What do you think of when you hear the word ΓÇÿbuildingΓÇÖ? Environmental enthusiasts are attempting to transform the static man-made ant farms weΓÇÖve always known into living, breathing structures that help instead of hinder the planet we live on.
ItΓÇÖs called the Living Building Challenge (LBC), established through the Cascadia Green Building Council by Jason McLennan and now run by the International Living Future Institute.
With the LBC, buildings around the world compete for arguably the greenest of green credentials out there.
Six bodies have been recognised by the LBC since 2009 ΓÇô but only three buildings are considered to be ΓÇÿlivingΓÇÖ buildings.
To become a ΓÇÿlivingΓÇÖ building, a property must apply after one calendar year of being green and then go through a rigorous screening process that takes months. Throughout this audit, experts examine the design and construction of the building, as well as their daily running practices, such as energy and water consumption.
All forms of consumption in a building must be close to or at zero to be deemed alive ΓÇô making it completely self-sufficient in producing and maintaining itself. To give you an idea, the average living building is made of wood, temperature and light is controlled by opening windows, a waste system is operated via compost and those inside get around on foot.
LBC judges describe the challenge as a successful demonstration of ΓÇ£how humans and their built environment can be harmoniously, benignly integrated within ecosystems.
ΓÇ£Above all, its rigorous standards and daringly innovative, revolutionary approach to building are already having a considerable impact on the thinking of designers and architects around the world, influencing all levels of design and technological approaches, radically pushing forward the field.ΓÇ¥
The LBC operates worldwide in several countries and is looking to expand still further into new territories ΓÇô although the UK is not yet on the list.

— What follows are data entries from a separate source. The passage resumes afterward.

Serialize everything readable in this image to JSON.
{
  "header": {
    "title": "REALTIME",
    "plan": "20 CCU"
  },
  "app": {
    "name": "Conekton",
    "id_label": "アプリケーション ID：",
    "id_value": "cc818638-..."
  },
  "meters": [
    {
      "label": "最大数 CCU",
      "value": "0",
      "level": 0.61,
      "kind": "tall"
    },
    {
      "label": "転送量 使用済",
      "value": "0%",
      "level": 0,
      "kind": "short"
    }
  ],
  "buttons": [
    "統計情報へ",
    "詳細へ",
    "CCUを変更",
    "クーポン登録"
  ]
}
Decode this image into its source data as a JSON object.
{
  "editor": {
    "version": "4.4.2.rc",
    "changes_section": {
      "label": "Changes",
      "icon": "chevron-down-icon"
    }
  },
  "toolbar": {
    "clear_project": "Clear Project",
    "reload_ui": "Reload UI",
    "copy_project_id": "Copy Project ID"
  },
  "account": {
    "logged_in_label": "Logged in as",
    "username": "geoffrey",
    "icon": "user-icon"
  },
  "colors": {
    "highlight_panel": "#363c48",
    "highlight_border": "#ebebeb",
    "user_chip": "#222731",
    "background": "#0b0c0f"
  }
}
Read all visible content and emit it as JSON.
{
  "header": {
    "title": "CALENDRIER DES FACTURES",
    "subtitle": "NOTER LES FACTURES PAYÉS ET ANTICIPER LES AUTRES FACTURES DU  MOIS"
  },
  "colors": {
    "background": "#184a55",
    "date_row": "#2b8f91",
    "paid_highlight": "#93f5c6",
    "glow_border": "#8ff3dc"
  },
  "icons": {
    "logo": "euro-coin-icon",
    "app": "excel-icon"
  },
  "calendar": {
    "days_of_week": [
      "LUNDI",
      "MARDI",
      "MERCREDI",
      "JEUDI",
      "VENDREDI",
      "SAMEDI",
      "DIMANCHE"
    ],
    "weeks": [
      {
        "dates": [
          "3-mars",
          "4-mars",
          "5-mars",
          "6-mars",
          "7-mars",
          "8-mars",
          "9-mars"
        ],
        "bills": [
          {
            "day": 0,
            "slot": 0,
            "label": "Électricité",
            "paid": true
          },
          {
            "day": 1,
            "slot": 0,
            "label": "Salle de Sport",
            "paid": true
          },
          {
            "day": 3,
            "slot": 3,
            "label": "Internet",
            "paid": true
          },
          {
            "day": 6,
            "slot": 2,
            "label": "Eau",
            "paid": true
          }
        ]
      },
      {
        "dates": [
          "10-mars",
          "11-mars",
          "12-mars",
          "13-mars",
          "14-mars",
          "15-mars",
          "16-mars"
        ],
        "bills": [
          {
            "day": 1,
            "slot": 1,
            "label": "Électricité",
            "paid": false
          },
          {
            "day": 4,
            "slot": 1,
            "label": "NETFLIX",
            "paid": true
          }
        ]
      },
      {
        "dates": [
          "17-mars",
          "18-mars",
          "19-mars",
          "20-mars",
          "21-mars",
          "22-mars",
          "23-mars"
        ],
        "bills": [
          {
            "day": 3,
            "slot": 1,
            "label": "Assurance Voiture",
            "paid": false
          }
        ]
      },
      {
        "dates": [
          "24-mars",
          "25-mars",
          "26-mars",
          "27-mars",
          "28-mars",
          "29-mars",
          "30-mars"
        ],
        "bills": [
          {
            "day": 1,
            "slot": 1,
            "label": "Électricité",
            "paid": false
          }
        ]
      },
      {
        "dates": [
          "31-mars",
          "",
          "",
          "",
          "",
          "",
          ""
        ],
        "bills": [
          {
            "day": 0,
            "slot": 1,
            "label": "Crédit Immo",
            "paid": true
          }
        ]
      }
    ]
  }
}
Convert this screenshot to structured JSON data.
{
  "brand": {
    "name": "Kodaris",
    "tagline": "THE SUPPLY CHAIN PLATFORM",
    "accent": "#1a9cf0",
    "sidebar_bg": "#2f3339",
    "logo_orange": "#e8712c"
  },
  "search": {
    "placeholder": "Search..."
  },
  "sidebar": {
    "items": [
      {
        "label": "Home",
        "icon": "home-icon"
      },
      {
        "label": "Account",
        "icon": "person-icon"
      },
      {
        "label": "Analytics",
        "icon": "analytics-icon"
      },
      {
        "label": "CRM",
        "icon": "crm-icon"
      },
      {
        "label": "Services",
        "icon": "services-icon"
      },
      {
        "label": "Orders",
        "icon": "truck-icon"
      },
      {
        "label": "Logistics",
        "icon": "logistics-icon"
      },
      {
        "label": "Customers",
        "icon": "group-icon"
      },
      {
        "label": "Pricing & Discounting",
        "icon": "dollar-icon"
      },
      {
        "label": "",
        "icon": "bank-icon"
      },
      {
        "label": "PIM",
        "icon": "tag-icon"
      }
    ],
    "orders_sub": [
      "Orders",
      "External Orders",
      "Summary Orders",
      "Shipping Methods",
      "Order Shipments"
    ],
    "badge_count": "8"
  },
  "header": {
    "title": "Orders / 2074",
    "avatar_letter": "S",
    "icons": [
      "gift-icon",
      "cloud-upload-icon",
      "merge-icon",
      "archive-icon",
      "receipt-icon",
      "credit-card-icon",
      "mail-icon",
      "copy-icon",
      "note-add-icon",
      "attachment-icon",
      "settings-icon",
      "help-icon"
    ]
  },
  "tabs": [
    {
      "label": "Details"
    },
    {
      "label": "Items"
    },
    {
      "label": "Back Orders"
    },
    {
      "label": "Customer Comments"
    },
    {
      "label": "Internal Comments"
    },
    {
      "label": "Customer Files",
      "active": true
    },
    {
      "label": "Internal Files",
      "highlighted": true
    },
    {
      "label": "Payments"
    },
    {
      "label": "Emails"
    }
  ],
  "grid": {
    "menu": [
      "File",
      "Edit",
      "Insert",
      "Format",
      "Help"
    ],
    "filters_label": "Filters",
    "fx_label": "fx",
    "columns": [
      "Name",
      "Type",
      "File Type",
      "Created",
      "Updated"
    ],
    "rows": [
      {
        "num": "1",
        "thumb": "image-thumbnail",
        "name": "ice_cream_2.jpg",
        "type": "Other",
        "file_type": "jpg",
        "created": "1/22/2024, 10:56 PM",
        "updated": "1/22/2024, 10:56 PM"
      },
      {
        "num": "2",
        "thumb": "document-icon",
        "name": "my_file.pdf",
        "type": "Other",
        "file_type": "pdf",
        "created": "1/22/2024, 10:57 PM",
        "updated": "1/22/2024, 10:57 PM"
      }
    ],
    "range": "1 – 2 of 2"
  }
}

Is a living building a step too far or is this the future we should all be working towards? Share your thoughts in the comments.